Sparkle will be Whitney Houston’s return to the big screen but this isn’t your first time working with her. When did you work with her previously? [Edit Note: This interview took place before Houston’s untimely passing.]
I ran Denzel Washington’s production company for four years when we had a deal with TriStar. During that time, I developed a movie called The Preacher’s Wife. It took four years and Whitney was attached from the very beginning. I got a chance to know her and her team. She’d done The Bodyguard and Waiting to Exhale and wanted to grow her company so it worked out. I’d started with Denzel right after his Oscar for Glory. Malcolm X was in the can. He was a very respected actor at the time and I took that journey with him as he became the legendary actor that he is today. And producing became less important to him because he was doing back-to-back movies; so it was during the production of a The Preacher’s Wife that I sort of transitioned. Martin Chase Productions has had a deal with Disney for 10 years. I’ll partner on individual projects but I’ve been doing this for a long time.
What the difference between Hollywood now versus 10 years ago?

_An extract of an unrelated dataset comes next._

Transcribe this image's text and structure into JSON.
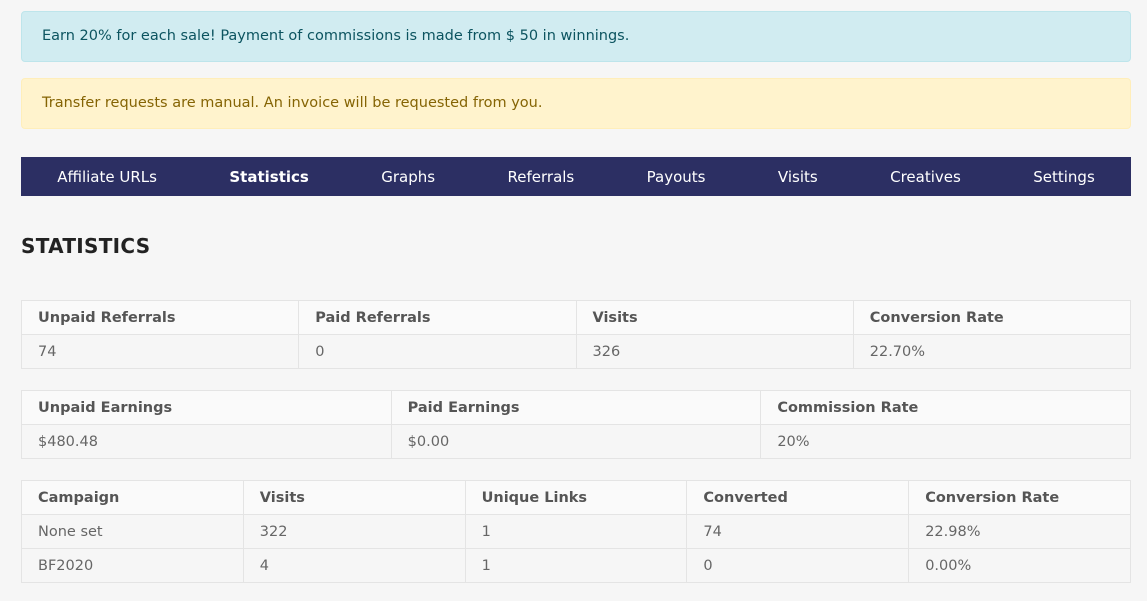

Hollywood has changed a lot. Studios and production companies are now divisions of larger corporations so of course it’s all about the bottom line and making money. They need things to make money. It’s about commerciality. What happen to the music business a few years ago with the advancement of the Internet and technology is killing the movie business. Just a few years ago, DVDs were holding up the legs of major studios. There was a lot of money made in DVD sales, now those sales have gone away. I haven’t bought a movie in forever. Even our distribution system has changed. They are again trying to figure out how to get people back to the movie theater.
How do we get people invested again in the big picture experience?
That’s why there are so many historical titles making it to the big screen now, because people have some kind of recognition to the characters. I’m doing two remakes, Sparkle and Dirty Dancing next year. It’s a way to say that there’s a built in audience and if we can bring that audience back, plus another audience, we’re one step ahead of the game. My mentor in this business was a man named Frank Price, in retrospect, he’s one of the last of the Hollywood studio bosses and I just adore him because he wanted me to learn and he saw me as a part of his legacy. Frank was all about the story; we’d sit in a meeting and analyze what would work and what wouldn’t work in a story; versus now, it’s, “How do I sell this, what’s the one sheet on this, what’s the one-liner that I can hook my marketing campaign on.” It’s real but unfortunately where the business had gone.
Watch below as Martin Chase shares more of her insight on the movie business.
Shot and edited by Chapter3.tv